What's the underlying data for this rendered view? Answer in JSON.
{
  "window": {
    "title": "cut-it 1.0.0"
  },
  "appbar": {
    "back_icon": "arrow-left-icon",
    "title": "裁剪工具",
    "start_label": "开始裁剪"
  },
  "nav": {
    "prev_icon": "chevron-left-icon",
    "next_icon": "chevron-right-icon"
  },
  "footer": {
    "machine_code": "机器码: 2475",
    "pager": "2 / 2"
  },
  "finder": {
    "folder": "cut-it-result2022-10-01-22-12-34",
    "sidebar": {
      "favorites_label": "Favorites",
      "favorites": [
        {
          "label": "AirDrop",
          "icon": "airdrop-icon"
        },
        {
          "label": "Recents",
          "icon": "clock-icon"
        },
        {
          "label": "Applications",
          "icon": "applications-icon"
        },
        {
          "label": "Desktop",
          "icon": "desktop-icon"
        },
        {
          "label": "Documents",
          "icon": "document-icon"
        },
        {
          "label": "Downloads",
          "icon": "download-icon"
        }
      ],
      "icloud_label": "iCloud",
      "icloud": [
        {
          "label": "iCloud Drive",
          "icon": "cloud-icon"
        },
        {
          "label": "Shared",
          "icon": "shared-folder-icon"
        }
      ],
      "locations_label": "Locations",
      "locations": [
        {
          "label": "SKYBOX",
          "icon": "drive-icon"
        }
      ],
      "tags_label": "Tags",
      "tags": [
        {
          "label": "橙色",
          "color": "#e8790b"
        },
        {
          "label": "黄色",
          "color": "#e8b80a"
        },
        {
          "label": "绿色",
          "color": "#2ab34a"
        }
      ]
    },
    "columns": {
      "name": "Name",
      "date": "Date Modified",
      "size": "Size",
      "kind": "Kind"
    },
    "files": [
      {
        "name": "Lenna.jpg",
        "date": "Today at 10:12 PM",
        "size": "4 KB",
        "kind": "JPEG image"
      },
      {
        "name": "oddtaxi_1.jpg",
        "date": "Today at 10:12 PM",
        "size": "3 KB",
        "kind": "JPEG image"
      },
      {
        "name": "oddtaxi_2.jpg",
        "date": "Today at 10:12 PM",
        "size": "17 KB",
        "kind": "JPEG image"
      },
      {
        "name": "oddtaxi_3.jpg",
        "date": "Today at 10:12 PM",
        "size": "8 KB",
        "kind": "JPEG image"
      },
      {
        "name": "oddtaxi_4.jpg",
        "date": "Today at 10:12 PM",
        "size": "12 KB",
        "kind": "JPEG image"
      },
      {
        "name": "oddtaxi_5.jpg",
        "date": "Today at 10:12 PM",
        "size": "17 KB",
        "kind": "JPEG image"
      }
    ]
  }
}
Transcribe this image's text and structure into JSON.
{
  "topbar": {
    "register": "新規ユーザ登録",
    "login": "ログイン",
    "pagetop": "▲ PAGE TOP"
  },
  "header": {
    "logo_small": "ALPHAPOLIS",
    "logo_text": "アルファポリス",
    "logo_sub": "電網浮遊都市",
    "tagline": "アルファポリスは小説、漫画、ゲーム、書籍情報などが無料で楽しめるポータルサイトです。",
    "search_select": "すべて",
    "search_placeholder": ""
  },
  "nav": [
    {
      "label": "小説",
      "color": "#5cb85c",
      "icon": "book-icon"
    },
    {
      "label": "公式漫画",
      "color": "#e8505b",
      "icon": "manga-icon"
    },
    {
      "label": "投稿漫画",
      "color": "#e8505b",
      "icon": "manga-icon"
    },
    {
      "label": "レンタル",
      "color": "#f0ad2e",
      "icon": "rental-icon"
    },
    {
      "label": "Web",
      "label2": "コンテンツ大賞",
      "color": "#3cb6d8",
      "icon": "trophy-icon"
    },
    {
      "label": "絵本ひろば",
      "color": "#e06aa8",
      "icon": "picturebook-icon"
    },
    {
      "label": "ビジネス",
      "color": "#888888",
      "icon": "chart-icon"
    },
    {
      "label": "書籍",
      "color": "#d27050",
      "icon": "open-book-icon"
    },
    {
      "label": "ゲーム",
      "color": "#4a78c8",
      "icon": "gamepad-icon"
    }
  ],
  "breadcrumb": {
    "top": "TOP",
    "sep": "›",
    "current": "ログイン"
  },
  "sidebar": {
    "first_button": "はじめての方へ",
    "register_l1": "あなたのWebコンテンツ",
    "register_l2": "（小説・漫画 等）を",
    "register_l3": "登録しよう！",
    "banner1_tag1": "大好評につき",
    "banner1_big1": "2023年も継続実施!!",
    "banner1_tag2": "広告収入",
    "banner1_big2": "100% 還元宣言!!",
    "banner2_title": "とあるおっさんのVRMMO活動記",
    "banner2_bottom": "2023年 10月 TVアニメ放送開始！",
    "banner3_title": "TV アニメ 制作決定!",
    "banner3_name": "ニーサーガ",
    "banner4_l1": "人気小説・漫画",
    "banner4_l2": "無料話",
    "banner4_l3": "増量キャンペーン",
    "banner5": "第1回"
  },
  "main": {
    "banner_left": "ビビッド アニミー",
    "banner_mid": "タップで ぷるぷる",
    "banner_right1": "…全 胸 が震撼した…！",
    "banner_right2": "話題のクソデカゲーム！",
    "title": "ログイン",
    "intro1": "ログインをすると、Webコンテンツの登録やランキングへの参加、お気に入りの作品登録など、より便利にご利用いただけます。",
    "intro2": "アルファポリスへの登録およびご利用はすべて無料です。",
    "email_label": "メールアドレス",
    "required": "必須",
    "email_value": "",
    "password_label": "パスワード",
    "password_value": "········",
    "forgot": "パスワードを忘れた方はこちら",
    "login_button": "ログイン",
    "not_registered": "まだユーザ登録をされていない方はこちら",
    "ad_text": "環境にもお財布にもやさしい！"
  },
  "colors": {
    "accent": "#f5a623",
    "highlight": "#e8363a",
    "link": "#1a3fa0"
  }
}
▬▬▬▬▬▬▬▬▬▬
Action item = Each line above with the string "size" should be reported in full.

Worked solution =
      "size": "Size",
        "size": "4 KB",
        "size": "3 KB",
        "size": "17 KB",
        "size": "8 KB",
        "size": "12 KB",
        "size": "17 KB",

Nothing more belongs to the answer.